## WHAT THE TASK REQUIRES
The result should be a verbatim copy of the whole listing.

## RECORDS FOR THIS EXERCISE
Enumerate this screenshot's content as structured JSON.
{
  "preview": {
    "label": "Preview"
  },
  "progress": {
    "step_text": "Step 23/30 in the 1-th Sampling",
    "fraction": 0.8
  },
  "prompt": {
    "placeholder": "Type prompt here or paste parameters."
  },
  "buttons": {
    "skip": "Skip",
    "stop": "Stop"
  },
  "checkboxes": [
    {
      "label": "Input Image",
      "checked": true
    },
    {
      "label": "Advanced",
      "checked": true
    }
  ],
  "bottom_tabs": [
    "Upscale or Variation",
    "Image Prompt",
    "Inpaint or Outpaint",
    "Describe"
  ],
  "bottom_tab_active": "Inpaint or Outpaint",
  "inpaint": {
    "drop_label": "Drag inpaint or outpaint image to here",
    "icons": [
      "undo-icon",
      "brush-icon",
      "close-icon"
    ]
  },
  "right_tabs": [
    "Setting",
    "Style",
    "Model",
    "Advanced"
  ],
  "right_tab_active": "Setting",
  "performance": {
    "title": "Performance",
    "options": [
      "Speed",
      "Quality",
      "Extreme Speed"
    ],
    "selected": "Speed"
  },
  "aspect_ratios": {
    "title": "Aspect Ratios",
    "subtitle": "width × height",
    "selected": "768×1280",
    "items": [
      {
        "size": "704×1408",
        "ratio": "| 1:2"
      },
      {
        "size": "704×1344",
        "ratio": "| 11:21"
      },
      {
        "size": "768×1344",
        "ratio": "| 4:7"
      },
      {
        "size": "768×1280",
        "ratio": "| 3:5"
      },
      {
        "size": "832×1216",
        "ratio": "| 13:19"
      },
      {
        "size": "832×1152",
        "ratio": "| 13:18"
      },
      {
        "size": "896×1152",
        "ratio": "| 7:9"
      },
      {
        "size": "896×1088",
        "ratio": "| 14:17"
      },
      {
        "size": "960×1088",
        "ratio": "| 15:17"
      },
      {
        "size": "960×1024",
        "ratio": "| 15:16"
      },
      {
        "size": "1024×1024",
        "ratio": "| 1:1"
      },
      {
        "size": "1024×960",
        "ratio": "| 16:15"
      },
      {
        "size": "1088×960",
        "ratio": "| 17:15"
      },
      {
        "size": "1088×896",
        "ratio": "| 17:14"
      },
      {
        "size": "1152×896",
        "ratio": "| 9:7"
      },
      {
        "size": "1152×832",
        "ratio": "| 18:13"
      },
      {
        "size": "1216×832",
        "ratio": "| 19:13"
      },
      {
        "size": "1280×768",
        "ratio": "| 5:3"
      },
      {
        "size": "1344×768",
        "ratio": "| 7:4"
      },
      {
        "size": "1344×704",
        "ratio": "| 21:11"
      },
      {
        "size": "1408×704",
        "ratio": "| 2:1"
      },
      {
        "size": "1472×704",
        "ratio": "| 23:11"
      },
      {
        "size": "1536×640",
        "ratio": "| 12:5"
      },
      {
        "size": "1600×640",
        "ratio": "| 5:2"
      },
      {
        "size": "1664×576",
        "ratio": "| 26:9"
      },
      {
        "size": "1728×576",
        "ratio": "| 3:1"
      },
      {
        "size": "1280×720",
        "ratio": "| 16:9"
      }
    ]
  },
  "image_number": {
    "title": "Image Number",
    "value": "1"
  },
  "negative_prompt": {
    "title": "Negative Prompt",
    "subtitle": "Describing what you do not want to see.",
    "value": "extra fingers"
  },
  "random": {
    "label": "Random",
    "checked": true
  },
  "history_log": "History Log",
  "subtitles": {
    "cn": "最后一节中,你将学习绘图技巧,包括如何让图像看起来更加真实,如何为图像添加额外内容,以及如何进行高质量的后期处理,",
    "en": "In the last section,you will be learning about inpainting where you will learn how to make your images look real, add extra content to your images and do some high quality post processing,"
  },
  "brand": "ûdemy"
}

## SOLUTION FOR THIS EXERCISE
Enumerate this screenshot's content as structured JSON.
{
  "preview": {
    "label": "Preview"
  },
  "progress": {
    "step_text": "Step 23/30 in the 1-th Sampling",
    "fraction": 0.8
  },
  "prompt": {
    "placeholder": "Type prompt here or paste parameters."
  },
  "buttons": {
    "skip": "Skip",
    "stop": "Stop"
  },
  "checkboxes": [
    {
      "label": "Input Image",
      "checked": true
    },
    {
      "label": "Advanced",
      "checked": true
    }
  ],
  "bottom_tabs": [
    "Upscale or Variation",
    "Image Prompt",
    "Inpaint or Outpaint",
    "Describe"
  ],
  "bottom_tab_active": "Inpaint or Outpaint",
  "inpaint": {
    "drop_label": "Drag inpaint or outpaint image to here",
    "icons": [
      "undo-icon",
      "brush-icon",
      "close-icon"
    ]
  },
  "right_tabs": [
    "Setting",
    "Style",
    "Model",
    "Advanced"
  ],
  "right_tab_active": "Setting",
  "performance": {
    "title": "Performance",
    "options": [
      "Speed",
      "Quality",
      "Extreme Speed"
    ],
    "selected": "Speed"
  },
  "aspect_ratios": {
    "title": "Aspect Ratios",
    "subtitle": "width × height",
    "selected": "768×1280",
    "items": [
      {
        "size": "704×1408",
        "ratio": "| 1:2"
      },
      {
        "size": "704×1344",
        "ratio": "| 11:21"
      },
      {
        "size": "768×1344",
        "ratio": "| 4:7"
      },
      {
        "size": "768×1280",
        "ratio": "| 3:5"
      },
      {
        "size": "832×1216",
        "ratio": "| 13:19"
      },
      {
        "size": "832×1152",
        "ratio": "| 13:18"
      },
      {
        "size": "896×1152",
        "ratio": "| 7:9"
      },
      {
        "size": "896×1088",
        "ratio": "| 14:17"
      },
      {
        "size": "960×1088",
        "ratio": "| 15:17"
      },
      {
        "size": "960×1024",
        "ratio": "| 15:16"
      },
      {
        "size": "1024×1024",
        "ratio": "| 1:1"
      },
      {
        "size": "1024×960",
        "ratio": "| 16:15"
      },
      {
        "size": "1088×960",
        "ratio": "| 17:15"
      },
      {
        "size": "1088×896",
        "ratio": "| 17:14"
      },
      {
        "size": "1152×896",
        "ratio": "| 9:7"
      },
      {
        "size": "1152×832",
        "ratio": "| 18:13"
      },
      {
        "size": "1216×832",
        "ratio": "| 19:13"
      },
      {
        "size": "1280×768",
        "ratio": "| 5:3"
      },
      {
        "size": "1344×768",
        "ratio": "| 7:4"
      },
      {
        "size": "1344×704",
        "ratio": "| 21:11"
      },
      {
        "size": "1408×704",
        "ratio": "| 2:1"
      },
      {
        "size": "1472×704",
        "ratio": "| 23:11"
      },
      {
        "size": "1536×640",
        "ratio": "| 12:5"
      },
      {
        "size": "1600×640",
        "ratio": "| 5:2"
      },
      {
        "size": "1664×576",
        "ratio": "| 26:9"
      },
      {
        "size": "1728×576",
        "ratio": "| 3:1"
      },
      {
        "size": "1280×720",
        "ratio": "| 16:9"
      }
    ]
  },
  "image_number": {
    "title": "Image Number",
    "value": "1"
  },
  "negative_prompt": {
    "title": "Negative Prompt",
    "subtitle": "Describing what you do not want to see.",
    "value": "extra fingers"
  },
  "random": {
    "label": "Random",
    "checked": true
  },
  "history_log": "History Log",
  "subtitles": {
    "cn": "最后一节中,你将学习绘图技巧,包括如何让图像看起来更加真实,如何为图像添加额外内容,以及如何进行高质量的后期处理,",
    "en": "In the last section,you will be learning about inpainting where you will learn how to make your images look real, add extra content to your images and do some high quality post processing,"
  },
  "brand": "ûdemy"
}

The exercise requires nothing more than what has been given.